* Task description *
Going through the data below, tally every line where the string "true" occurs, then give only the tally.

* The data *
#####
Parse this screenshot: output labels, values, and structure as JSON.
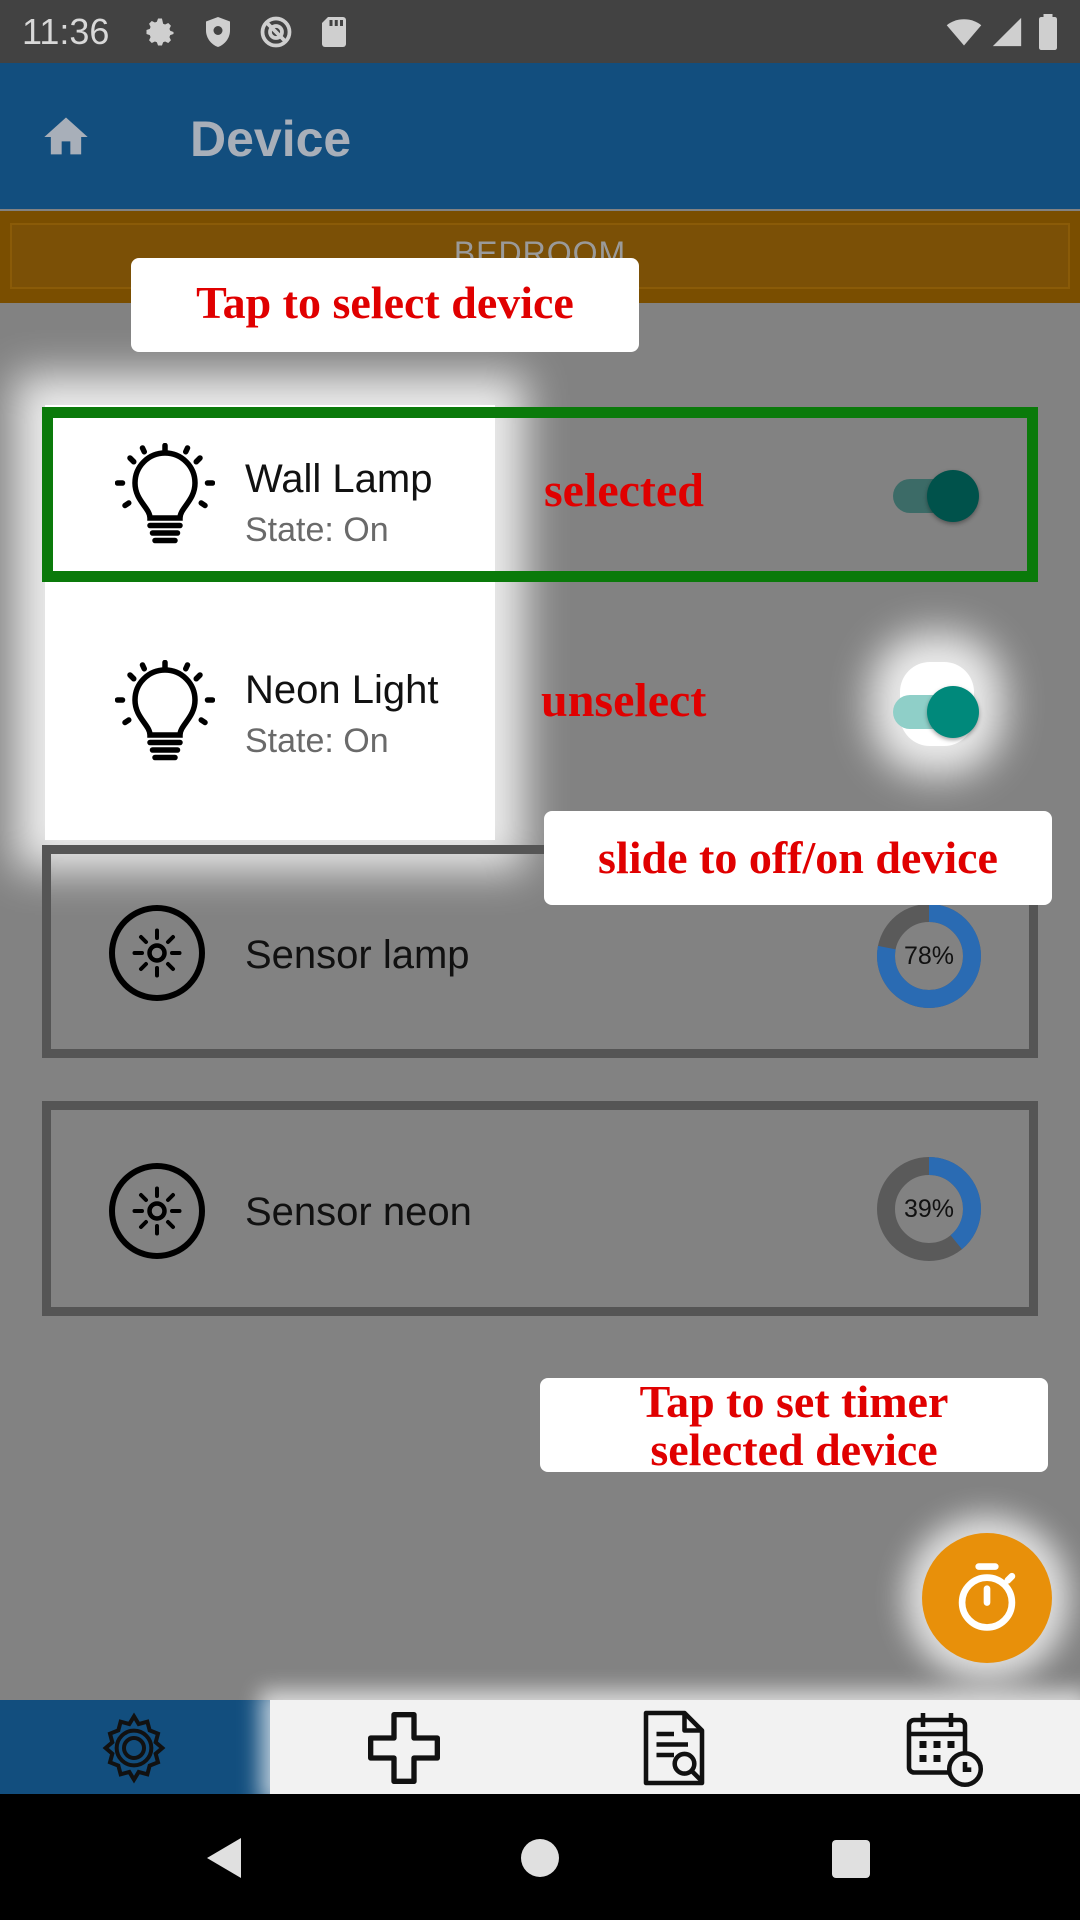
{
  "status_bar": {
    "time": "11:36"
  },
  "app_bar": {
    "title": "Device",
    "home_icon": "home-icon"
  },
  "room": {
    "label": "BEDROOM"
  },
  "devices": [
    {
      "name": "Wall Lamp",
      "state": "State: On",
      "icon": "light-bulb-icon",
      "toggle_on": true,
      "selected": true
    },
    {
      "name": "Neon Light",
      "state": "State: On",
      "icon": "light-bulb-icon",
      "toggle_on": true,
      "selected": false
    }
  ],
  "sensors": [
    {
      "name": "Sensor lamp",
      "percent_label": "78%",
      "percent": 78
    },
    {
      "name": "Sensor neon",
      "percent_label": "39%",
      "percent": 39
    }
  ],
  "annotations": {
    "tap_select": "Tap to select device",
    "selected": "selected",
    "unselect": "unselect",
    "slide": "slide to off/on device",
    "timer_line1": "Tap to set timer",
    "timer_line2": "selected device"
  },
  "bottom_nav": [
    {
      "name": "settings",
      "icon": "gear-icon",
      "active": true
    },
    {
      "name": "add",
      "icon": "plus-icon",
      "active": false
    },
    {
      "name": "report",
      "icon": "document-search-icon",
      "active": false
    },
    {
      "name": "schedule",
      "icon": "calendar-clock-icon",
      "active": false
    }
  ],
  "colors": {
    "app_bar": "#124e7e",
    "room_banner": "#7a4e00",
    "selected_border": "#0a7a0a",
    "toggle_on": "#00897b",
    "fab": "#e8900a",
    "annotation": "#e00000"
  }
}
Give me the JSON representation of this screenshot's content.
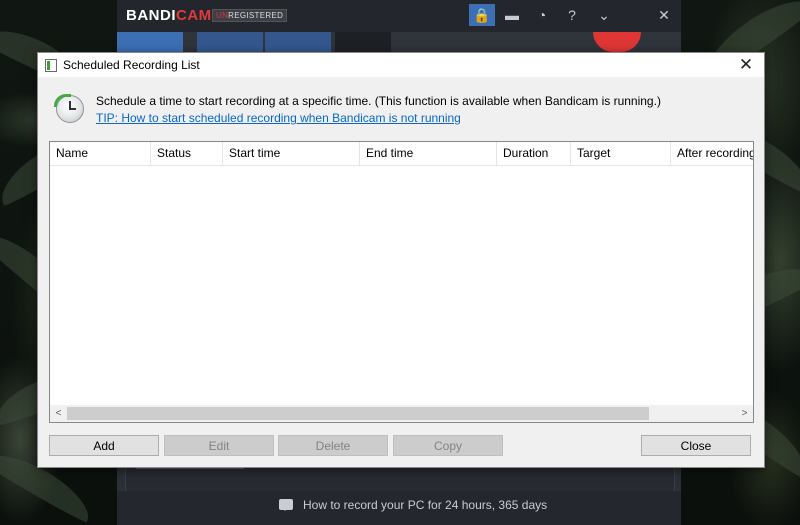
{
  "bandicam": {
    "logo_main": "BANDI",
    "logo_accent": "CAM",
    "unregistered_prefix": "UN",
    "unregistered_rest": "REGISTERED",
    "toolbar_icons": [
      "lock-icon",
      "folder-icon",
      "clock-icon",
      "help-icon",
      "minimize-icon",
      "close-icon"
    ],
    "toolbar_glyphs": {
      "lock": "🔒",
      "folder": "▬",
      "clock": "◔",
      "help": "?",
      "minimize": "⌄",
      "close": "✕"
    },
    "footer_text": "How to record your PC for 24 hours, 365 days",
    "record_color": "#e03636",
    "accent_color": "#3d6fb5"
  },
  "dialog": {
    "title": "Scheduled Recording List",
    "close_glyph": "✕",
    "message": "Schedule a time to start recording at a specific time. (This function is available when Bandicam is running.)",
    "tip_link": "TIP: How to start scheduled recording when Bandicam is not running",
    "link_color": "#0a67c9",
    "columns": [
      "Name",
      "Status",
      "Start time",
      "End time",
      "Duration",
      "Target",
      "After recording"
    ],
    "rows": [],
    "scroll_left": "<",
    "scroll_right": ">",
    "buttons": {
      "add": "Add",
      "edit": "Edit",
      "delete": "Delete",
      "copy": "Copy",
      "close": "Close"
    }
  }
}
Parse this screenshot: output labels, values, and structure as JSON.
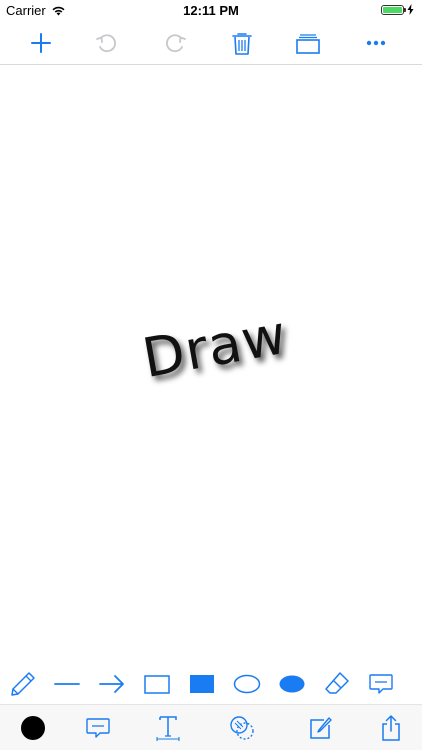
{
  "status_bar": {
    "carrier": "Carrier",
    "time": "12:11 PM"
  },
  "top_toolbar": {
    "buttons": [
      "add-icon",
      "undo-icon",
      "redo-icon",
      "trash-icon",
      "layers-icon",
      "more-icon"
    ]
  },
  "canvas": {
    "text": "Draw"
  },
  "shape_tools": [
    "pencil-icon",
    "line-icon",
    "arrow-icon",
    "rectangle-outline-icon",
    "rectangle-filled-icon",
    "ellipse-outline-icon",
    "ellipse-filled-icon",
    "eraser-icon",
    "speech-bubble-icon"
  ],
  "bottom_bar": {
    "buttons": [
      "color-swatch",
      "comment-icon",
      "text-tool-icon",
      "blend-icon",
      "edit-icon",
      "share-icon"
    ]
  },
  "colors": {
    "accent": "#1a7cf2",
    "disabled": "#c7c7cc",
    "current_color": "#000000",
    "battery": "#4cd964"
  }
}
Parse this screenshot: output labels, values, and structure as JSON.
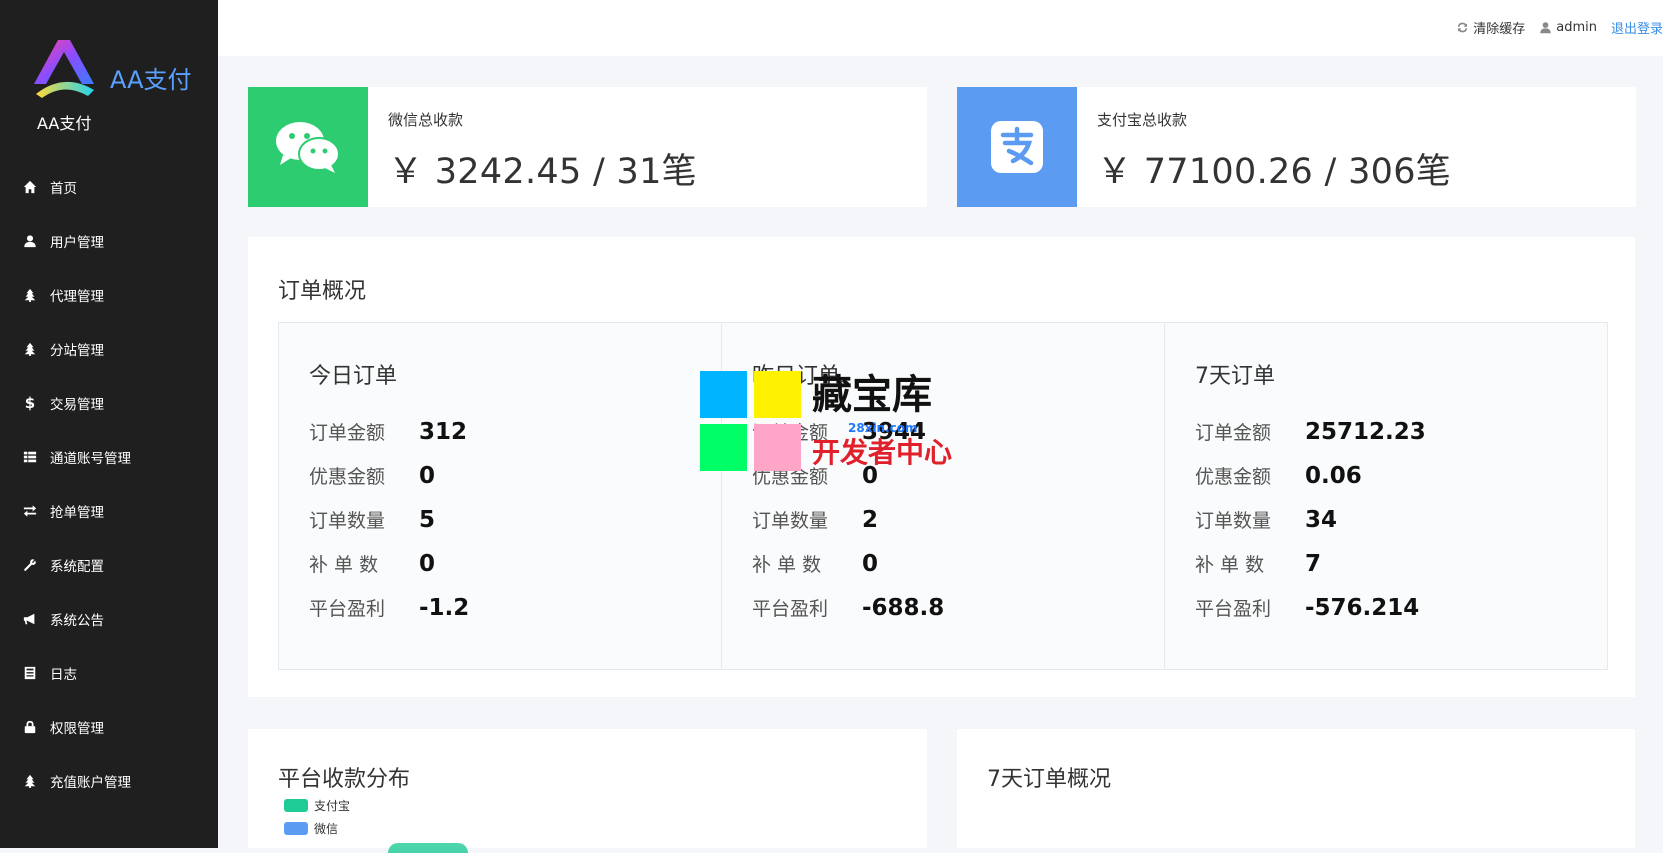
{
  "brand": {
    "name": "AA支付",
    "subtitle": "AA支付"
  },
  "sidebar": {
    "items": [
      {
        "label": "首页",
        "icon": "home-icon"
      },
      {
        "label": "用户管理",
        "icon": "user-icon"
      },
      {
        "label": "代理管理",
        "icon": "tree-icon"
      },
      {
        "label": "分站管理",
        "icon": "tree-icon"
      },
      {
        "label": "交易管理",
        "icon": "dollar-icon"
      },
      {
        "label": "通道账号管理",
        "icon": "list-icon"
      },
      {
        "label": "抢单管理",
        "icon": "swap-icon"
      },
      {
        "label": "系统配置",
        "icon": "wrench-icon"
      },
      {
        "label": "系统公告",
        "icon": "megaphone-icon"
      },
      {
        "label": "日志",
        "icon": "log-icon"
      },
      {
        "label": "权限管理",
        "icon": "lock-icon"
      },
      {
        "label": "充值账户管理",
        "icon": "tree-icon"
      }
    ]
  },
  "header": {
    "clear_cache": "清除缓存",
    "username": "admin",
    "logout": "退出登录"
  },
  "stats": {
    "wechat": {
      "label": "微信总收款",
      "value": "￥ 3242.45 / 31笔",
      "color": "#2ecc71"
    },
    "alipay": {
      "label": "支付宝总收款",
      "value": "￥ 77100.26 / 306笔",
      "color": "#5b9cf2"
    }
  },
  "overview": {
    "title": "订单概况",
    "row_labels": [
      "订单金额",
      "优惠金额",
      "订单数量",
      "补 单 数",
      "平台盈利"
    ],
    "columns": [
      {
        "title": "今日订单",
        "values": [
          "312",
          "0",
          "5",
          "0",
          "-1.2"
        ]
      },
      {
        "title": "昨日订单",
        "values": [
          "3944",
          "0",
          "2",
          "0",
          "-688.8"
        ]
      },
      {
        "title": "7天订单",
        "values": [
          "25712.23",
          "0.06",
          "34",
          "7",
          "-576.214"
        ]
      }
    ]
  },
  "distribution": {
    "title": "平台收款分布",
    "legend": [
      {
        "label": "支付宝",
        "color": "#1fcb96"
      },
      {
        "label": "微信",
        "color": "#5b9cf2"
      }
    ]
  },
  "weekly": {
    "title": "7天订单概况"
  },
  "watermark": {
    "line1": "藏宝库",
    "line2": "开发者中心",
    "line3": "28xin.com"
  }
}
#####
* Solution to this task *
4